> Instructions for the task: Write each entry out again, exactly as it is written.

> Extracted material:

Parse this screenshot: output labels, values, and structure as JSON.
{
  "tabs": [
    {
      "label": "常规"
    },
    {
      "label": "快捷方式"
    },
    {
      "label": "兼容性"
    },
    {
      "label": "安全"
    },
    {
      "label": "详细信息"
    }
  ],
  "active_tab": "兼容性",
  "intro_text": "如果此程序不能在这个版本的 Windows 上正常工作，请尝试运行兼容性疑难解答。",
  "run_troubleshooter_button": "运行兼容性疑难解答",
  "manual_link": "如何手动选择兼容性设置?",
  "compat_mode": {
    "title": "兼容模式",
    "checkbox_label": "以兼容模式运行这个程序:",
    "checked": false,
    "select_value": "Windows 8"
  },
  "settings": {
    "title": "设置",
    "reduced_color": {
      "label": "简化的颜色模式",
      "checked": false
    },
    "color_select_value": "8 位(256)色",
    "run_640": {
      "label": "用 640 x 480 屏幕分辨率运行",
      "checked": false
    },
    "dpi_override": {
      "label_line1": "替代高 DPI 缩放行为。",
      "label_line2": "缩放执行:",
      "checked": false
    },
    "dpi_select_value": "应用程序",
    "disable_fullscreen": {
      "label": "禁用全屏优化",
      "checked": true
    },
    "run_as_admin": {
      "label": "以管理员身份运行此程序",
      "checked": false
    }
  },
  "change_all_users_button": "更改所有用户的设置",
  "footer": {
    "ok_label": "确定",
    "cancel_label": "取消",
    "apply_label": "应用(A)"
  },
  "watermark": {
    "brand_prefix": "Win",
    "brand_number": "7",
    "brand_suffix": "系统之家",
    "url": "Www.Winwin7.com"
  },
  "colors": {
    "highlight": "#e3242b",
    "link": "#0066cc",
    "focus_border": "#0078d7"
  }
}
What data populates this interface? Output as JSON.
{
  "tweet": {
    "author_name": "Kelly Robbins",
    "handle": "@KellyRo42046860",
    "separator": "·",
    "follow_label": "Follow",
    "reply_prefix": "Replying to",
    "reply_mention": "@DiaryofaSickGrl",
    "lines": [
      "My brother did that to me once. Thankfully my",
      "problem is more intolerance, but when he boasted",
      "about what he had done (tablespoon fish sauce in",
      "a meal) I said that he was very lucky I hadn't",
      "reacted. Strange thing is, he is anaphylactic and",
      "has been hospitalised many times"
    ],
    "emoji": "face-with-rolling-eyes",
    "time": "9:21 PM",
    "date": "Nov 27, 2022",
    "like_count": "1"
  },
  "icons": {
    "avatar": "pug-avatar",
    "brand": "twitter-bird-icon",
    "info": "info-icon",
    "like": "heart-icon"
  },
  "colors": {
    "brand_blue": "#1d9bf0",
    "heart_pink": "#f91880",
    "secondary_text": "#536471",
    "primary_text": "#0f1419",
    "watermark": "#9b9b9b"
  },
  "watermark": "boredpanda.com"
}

> Response box:
Parse this screenshot: output labels, values, and structure as JSON.
{
  "tabs": [
    {
      "label": "常规"
    },
    {
      "label": "快捷方式"
    },
    {
      "label": "兼容性"
    },
    {
      "label": "安全"
    },
    {
      "label": "详细信息"
    }
  ],
  "active_tab": "兼容性",
  "intro_text": "如果此程序不能在这个版本的 Windows 上正常工作，请尝试运行兼容性疑难解答。",
  "run_troubleshooter_button": "运行兼容性疑难解答",
  "manual_link": "如何手动选择兼容性设置?",
  "compat_mode": {
    "title": "兼容模式",
    "checkbox_label": "以兼容模式运行这个程序:",
    "checked": false,
    "select_value": "Windows 8"
  },
  "settings": {
    "title": "设置",
    "reduced_color": {
      "label": "简化的颜色模式",
      "checked": false
    },
    "color_select_value": "8 位(256)色",
    "run_640": {
      "label": "用 640 x 480 屏幕分辨率运行",
      "checked": false
    },
    "dpi_override": {
      "label_line1": "替代高 DPI 缩放行为。",
      "label_line2": "缩放执行:",
      "checked": false
    },
    "dpi_select_value": "应用程序",
    "disable_fullscreen": {
      "label": "禁用全屏优化",
      "checked": true
    },
    "run_as_admin": {
      "label": "以管理员身份运行此程序",
      "checked": false
    }
  },
  "change_all_users_button": "更改所有用户的设置",
  "footer": {
    "ok_label": "确定",
    "cancel_label": "取消",
    "apply_label": "应用(A)"
  },
  "watermark": {
    "brand_prefix": "Win",
    "brand_number": "7",
    "brand_suffix": "系统之家",
    "url": "Www.Winwin7.com"
  },
  "colors": {
    "highlight": "#e3242b",
    "link": "#0066cc",
    "focus_border": "#0078d7"
  }
}
What data populates this interface? Output as JSON.
{
  "tweet": {
    "author_name": "Kelly Robbins",
    "handle": "@KellyRo42046860",
    "separator": "·",
    "follow_label": "Follow",
    "reply_prefix": "Replying to",
    "reply_mention": "@DiaryofaSickGrl",
    "lines": [
      "My brother did that to me once. Thankfully my",
      "problem is more intolerance, but when he boasted",
      "about what he had done (tablespoon fish sauce in",
      "a meal) I said that he was very lucky I hadn't",
      "reacted. Strange thing is, he is anaphylactic and",
      "has been hospitalised many times"
    ],
    "emoji": "face-with-rolling-eyes",
    "time": "9:21 PM",
    "date": "Nov 27, 2022",
    "like_count": "1"
  },
  "icons": {
    "avatar": "pug-avatar",
    "brand": "twitter-bird-icon",
    "info": "info-icon",
    "like": "heart-icon"
  },
  "colors": {
    "brand_blue": "#1d9bf0",
    "heart_pink": "#f91880",
    "secondary_text": "#536471",
    "primary_text": "#0f1419",
    "watermark": "#9b9b9b"
  },
  "watermark": "boredpanda.com"
}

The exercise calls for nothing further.